Extracted data entries:
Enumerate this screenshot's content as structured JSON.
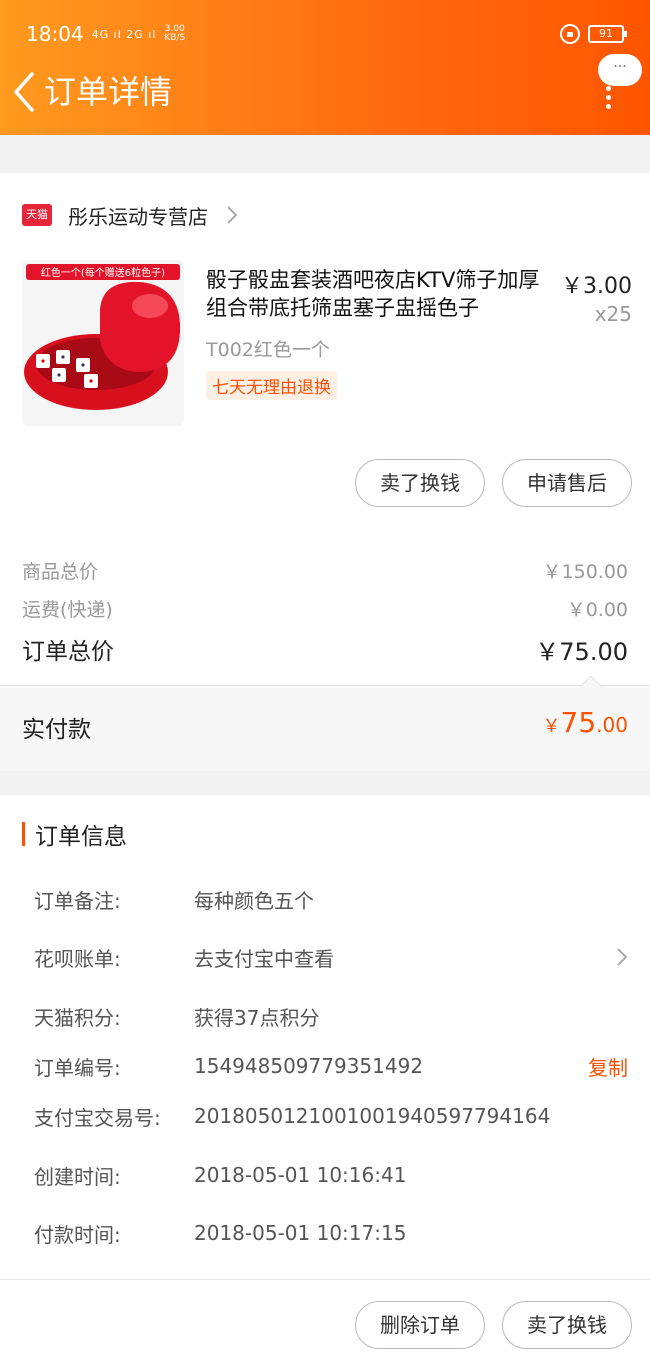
{
  "status_bar": {
    "time": "18:04",
    "network": "4G ıl 2G ıl",
    "speed_value": "3.00",
    "speed_unit": "KB/S",
    "battery": "91"
  },
  "nav": {
    "title": "订单详情",
    "more_label": "···"
  },
  "shop": {
    "badge": "天猫",
    "name": "彤乐运动专营店"
  },
  "product": {
    "image_caption": "红色一个(每个赠送6粒色子)",
    "title": "骰子骰盅套装酒吧夜店KTV筛子加厚组合带底托筛盅塞子盅摇色子",
    "price": "￥3.00",
    "quantity": "x25",
    "spec": "T002红色一个",
    "badge": "七天无理由退换"
  },
  "actions": {
    "sell_label": "卖了换钱",
    "aftersale_label": "申请售后"
  },
  "summary": {
    "goods_total_label": "商品总价",
    "goods_total_value": "￥150.00",
    "shipping_label": "运费(快递)",
    "shipping_value": "￥0.00",
    "order_total_label": "订单总价",
    "order_total_value": "￥75.00",
    "paid_label": "实付款",
    "paid_symbol": "￥",
    "paid_integer": "75",
    "paid_decimal": ".00"
  },
  "order_info": {
    "title": "订单信息",
    "rows": [
      {
        "label": "订单备注:",
        "value": "每种颜色五个"
      },
      {
        "label": "花呗账单:",
        "value": "去支付宝中查看"
      },
      {
        "label": "天猫积分:",
        "value": "获得37点积分"
      },
      {
        "label": "订单编号:",
        "value": "154948509779351492",
        "action": "复制"
      },
      {
        "label": "支付宝交易号:",
        "value": "2018050121001001940597794164"
      },
      {
        "label": "创建时间:",
        "value": "2018-05-01 10:16:41"
      },
      {
        "label": "付款时间:",
        "value": "2018-05-01 10:17:15"
      }
    ]
  },
  "bottom": {
    "delete_label": "删除订单",
    "sell_label": "卖了换钱"
  },
  "colors": {
    "accent": "#ff5000",
    "header_start": "#ff9a1e",
    "header_end": "#ff5500"
  }
}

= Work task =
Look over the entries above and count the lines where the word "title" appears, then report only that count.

= Final answer =
3